**Problem description:** Filter the data for lines with the word "flight" and copy those lines.

**Provided entries:**
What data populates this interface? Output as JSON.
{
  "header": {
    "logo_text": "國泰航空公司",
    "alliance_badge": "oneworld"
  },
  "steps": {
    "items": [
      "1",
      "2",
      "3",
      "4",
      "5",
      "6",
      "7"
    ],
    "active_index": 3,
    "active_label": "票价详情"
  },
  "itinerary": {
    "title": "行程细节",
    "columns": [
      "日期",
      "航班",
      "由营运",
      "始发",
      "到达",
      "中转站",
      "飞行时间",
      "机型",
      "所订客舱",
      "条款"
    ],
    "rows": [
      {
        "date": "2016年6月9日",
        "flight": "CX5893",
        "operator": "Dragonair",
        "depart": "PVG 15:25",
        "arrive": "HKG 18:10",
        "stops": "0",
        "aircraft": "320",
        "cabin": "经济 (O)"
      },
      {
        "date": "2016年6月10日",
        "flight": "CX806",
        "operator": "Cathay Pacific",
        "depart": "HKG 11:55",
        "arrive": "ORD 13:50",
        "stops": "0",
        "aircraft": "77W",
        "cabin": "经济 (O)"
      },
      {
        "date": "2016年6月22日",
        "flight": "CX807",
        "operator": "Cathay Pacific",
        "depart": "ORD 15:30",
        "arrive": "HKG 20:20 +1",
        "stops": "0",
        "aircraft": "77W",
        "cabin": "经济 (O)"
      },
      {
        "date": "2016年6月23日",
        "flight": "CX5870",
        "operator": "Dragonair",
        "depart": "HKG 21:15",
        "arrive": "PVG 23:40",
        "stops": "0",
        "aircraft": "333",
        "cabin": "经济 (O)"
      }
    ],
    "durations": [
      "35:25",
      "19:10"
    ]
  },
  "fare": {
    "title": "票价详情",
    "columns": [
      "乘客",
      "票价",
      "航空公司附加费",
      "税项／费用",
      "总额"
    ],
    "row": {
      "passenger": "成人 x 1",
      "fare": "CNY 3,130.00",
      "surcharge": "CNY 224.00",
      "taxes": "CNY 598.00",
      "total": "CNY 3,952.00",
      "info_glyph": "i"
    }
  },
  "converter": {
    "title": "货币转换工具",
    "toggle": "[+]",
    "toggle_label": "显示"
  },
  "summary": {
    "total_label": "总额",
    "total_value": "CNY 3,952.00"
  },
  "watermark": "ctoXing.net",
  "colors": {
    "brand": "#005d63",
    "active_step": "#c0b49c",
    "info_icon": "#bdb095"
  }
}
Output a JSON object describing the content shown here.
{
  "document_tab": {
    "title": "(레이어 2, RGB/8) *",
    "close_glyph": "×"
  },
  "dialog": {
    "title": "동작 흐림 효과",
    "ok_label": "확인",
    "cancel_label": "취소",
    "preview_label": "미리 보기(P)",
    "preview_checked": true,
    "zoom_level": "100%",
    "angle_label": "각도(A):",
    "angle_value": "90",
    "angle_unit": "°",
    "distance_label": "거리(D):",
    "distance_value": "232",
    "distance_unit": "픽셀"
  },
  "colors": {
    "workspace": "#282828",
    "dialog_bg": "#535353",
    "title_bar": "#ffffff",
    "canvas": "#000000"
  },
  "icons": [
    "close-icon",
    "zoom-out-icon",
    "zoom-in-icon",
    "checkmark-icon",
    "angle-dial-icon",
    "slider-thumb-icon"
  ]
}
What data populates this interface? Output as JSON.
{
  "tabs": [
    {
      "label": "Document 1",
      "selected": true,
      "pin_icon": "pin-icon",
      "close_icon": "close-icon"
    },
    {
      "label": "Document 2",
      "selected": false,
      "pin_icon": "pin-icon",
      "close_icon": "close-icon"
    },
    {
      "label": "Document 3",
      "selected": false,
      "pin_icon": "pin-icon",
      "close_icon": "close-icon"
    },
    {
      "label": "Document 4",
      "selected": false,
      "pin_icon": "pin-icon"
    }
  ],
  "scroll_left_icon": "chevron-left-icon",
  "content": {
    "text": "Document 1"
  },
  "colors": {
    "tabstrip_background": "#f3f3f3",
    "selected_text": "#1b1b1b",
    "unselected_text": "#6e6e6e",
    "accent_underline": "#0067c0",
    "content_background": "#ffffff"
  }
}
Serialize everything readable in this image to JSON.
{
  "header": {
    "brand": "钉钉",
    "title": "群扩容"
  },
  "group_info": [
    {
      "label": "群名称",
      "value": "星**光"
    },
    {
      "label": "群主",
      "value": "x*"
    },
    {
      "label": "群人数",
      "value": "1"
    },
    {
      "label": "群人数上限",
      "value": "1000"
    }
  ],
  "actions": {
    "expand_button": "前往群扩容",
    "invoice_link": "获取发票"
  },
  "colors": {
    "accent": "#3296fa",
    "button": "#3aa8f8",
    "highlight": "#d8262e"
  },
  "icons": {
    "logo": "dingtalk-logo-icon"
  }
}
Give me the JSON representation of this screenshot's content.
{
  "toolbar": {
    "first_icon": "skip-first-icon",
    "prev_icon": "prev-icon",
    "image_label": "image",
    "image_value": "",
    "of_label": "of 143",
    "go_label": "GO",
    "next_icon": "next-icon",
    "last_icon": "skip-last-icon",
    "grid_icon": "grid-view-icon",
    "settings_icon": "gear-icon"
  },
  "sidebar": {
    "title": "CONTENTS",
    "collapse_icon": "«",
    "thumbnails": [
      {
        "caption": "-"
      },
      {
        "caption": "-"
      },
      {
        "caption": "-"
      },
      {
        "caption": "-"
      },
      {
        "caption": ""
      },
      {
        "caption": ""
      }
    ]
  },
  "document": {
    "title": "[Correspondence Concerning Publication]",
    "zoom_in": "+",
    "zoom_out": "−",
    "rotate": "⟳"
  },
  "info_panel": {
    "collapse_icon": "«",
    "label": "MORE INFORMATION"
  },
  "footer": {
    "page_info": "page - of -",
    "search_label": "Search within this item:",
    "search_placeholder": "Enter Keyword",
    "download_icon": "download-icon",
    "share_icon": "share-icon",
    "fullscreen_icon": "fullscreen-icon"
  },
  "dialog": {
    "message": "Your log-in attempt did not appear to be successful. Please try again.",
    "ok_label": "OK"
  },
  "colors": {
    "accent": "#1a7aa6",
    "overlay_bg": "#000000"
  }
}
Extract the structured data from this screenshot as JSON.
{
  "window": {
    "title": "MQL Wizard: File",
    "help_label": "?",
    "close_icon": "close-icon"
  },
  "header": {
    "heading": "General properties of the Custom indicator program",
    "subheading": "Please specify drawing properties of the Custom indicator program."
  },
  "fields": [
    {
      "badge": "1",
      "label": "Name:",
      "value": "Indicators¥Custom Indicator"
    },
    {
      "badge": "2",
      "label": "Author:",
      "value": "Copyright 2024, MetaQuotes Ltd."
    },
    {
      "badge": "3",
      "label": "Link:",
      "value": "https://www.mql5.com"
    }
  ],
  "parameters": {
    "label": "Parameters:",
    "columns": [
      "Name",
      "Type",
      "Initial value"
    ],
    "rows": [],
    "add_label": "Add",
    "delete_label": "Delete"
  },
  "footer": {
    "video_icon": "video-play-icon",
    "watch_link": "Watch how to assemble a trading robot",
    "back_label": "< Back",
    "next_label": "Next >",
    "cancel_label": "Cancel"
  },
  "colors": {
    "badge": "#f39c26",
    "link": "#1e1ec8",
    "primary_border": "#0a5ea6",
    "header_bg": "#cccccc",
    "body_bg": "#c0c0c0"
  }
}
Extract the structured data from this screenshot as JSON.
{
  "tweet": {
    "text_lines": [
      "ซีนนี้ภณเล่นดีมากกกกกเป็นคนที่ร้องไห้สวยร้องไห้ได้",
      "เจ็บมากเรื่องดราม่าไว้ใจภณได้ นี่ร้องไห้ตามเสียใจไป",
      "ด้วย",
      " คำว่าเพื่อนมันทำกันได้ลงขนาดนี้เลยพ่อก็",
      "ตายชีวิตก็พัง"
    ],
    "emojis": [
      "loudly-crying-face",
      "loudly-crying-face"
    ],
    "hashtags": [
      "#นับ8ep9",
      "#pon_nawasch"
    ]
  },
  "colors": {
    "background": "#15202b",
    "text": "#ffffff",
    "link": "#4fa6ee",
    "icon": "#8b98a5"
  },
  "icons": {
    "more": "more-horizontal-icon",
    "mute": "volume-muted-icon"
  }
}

**Response to this task:**
        "flight": "CX5893",
        "flight": "CX806",
        "flight": "CX807",
        "flight": "CX5870",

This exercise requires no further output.